* Material provided
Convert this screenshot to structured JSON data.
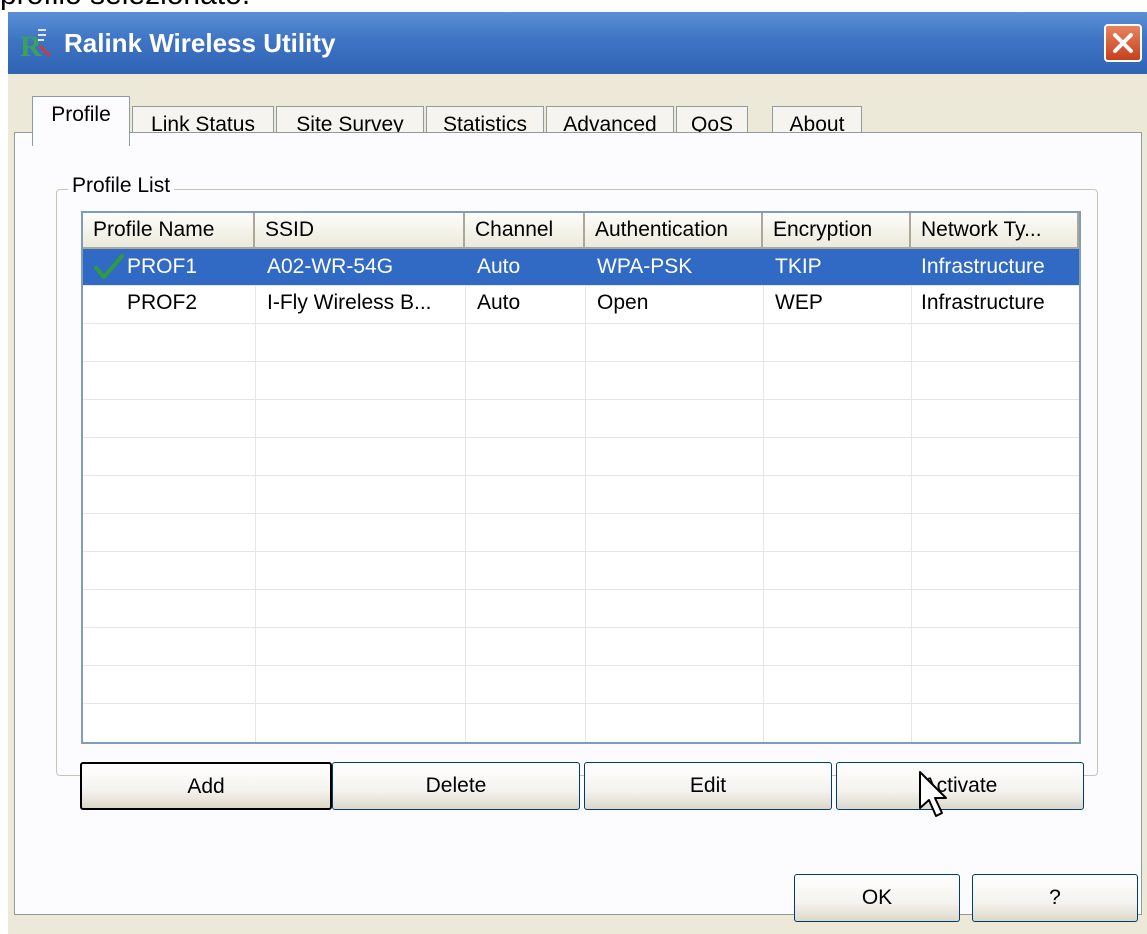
{
  "caption": "profilo selezionato.",
  "window": {
    "title": "Ralink Wireless Utility"
  },
  "tabs": [
    {
      "label": "Profile",
      "active": true
    },
    {
      "label": "Link Status",
      "active": false
    },
    {
      "label": "Site Survey",
      "active": false
    },
    {
      "label": "Statistics",
      "active": false
    },
    {
      "label": "Advanced",
      "active": false
    },
    {
      "label": "QoS",
      "active": false
    },
    {
      "label": "About",
      "active": false
    }
  ],
  "profile_list": {
    "group_label": "Profile List",
    "columns": [
      "Profile Name",
      "SSID",
      "Channel",
      "Authentication",
      "Encryption",
      "Network Ty..."
    ],
    "rows": [
      {
        "name": "PROF1",
        "ssid": "A02-WR-54G",
        "channel": "Auto",
        "authentication": "WPA-PSK",
        "encryption": "TKIP",
        "network_type": "Infrastructure",
        "active": true,
        "selected": true
      },
      {
        "name": "PROF2",
        "ssid": "I-Fly Wireless B...",
        "channel": "Auto",
        "authentication": "Open",
        "encryption": "WEP",
        "network_type": "Infrastructure",
        "active": false,
        "selected": false
      }
    ]
  },
  "buttons": {
    "add": "Add",
    "delete": "Delete",
    "edit": "Edit",
    "activate": "Activate"
  },
  "footer": {
    "ok": "OK",
    "help": "?"
  },
  "colors": {
    "titlebar": "#3f74c4",
    "selection": "#316ac5",
    "window_bg": "#ece9d8",
    "check": "#2e9c3c",
    "close": "#d9542b"
  },
  "icons": {
    "app": "ralink-icon",
    "close": "close-icon",
    "active_profile": "checkmark-icon",
    "pointer": "mouse-pointer-icon"
  }
}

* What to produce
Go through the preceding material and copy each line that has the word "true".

* Task solution
      "active": true
        "active": true,
        "selected": true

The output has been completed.